South Floridian veterans of the holy hip-hop scene, but debuting on Seventh Street Records (home of Cross Movement, Ambassador and others), 1Way embraces the next millennium with an abundance of intriguing sounds, solidified with bluntly stated scripture and integrated with clever rhymes and phat beats.
The crew is a busy foursome: Proverb, 2Edge and Versal create lyrics, while Morphiziz DJs and combines with Proverb on production. Collectively through their hip-hop, and individually through their various leadership involvements, they reach out to youth with the Gospel.
In a case of album art reflecting aural content, visual motifs of futuristic exploration, far-out journeys and spacescapes evident throughout the liner notes are quite appropriate to the feel of the album. It’s a vibe which, while branded with creative future-sounds, remains tethered to East coast hip-hop roots.
“I Don’t Care” is a blunt charge affirming 1Way’s absolute priority in praising God, come what may. In a creative vein, flowing rhymes are laid over samples of ‘tortured howling’. It’s unique, it works, and it serves to emphasize that nothing (even torture) will prevent them from giving up God his due praise:
“We gonna praise Him with our hands,
pushing in the air
You don’t like it?
so what, I don’t care”
—I Don't Care
Another bold cut is the nautical-themed “Waves”, with viola, violin and bells on the instrumental track, Morphiziz spinning crazy scratches, along with some medieval-sounding female vocals on the chorus, rather reminiscent of the soundtrack from the original Star Trek TV series. It’s Jesus who steps in and brings us through the waves.
The string-flava’d sounds spill over into “Plasmatic Path”, which carries the straight-up Gospel message. The crew tackles the issue of Gospel hip-hop criticism (which comes from the realms of both church and world) on the syncopated “Don’t Doubt the Skillz”, pointing out that the crucial issue is ministry and anointed lyrics. These cats have no need to justify on their beats and flows, as these speak for themselves. Hot.
And don’t skip over the “I Am” interlude which is anything but. It’s a worshipful, echo-filled meditation on the names of God with a relevant wind sound effect loop.
1Way define their album title, Souljourn, as “the spiritual, moral, emotional, essence of man traveling from one place to another”. It’s a clever reference to both “soul journey” (the journey of the soul in Christ) and to “sojourn” (to reside somewhere temporarily, i.e. in Jesus Christ, we ‘sojourn’ in this world, as we are, in fact, citizens of heaven).

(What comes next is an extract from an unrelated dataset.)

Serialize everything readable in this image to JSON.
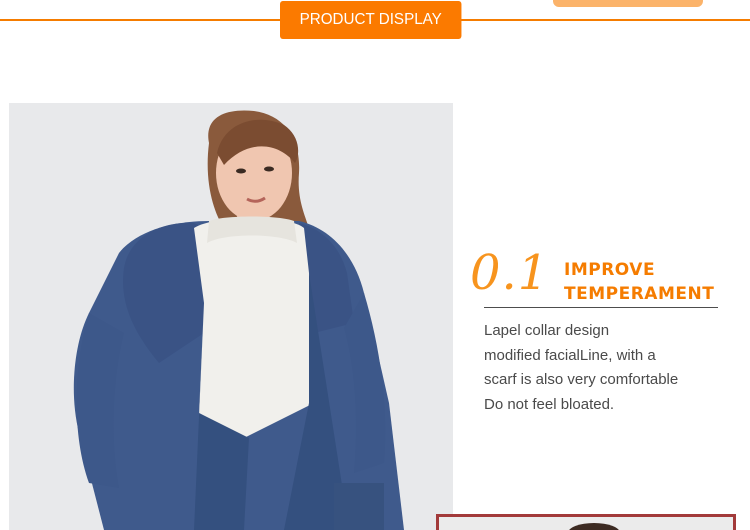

The album too, is a journey, and one worth taking, as 1Way paints a refreshing hip-hop landscape brilliant in hopeful, scriptural and street-lingo-laced imagery, and pulsating with a fantastic phat factor.
album release date: November, 1999
Seventh Street Records
— reviewed by Stan North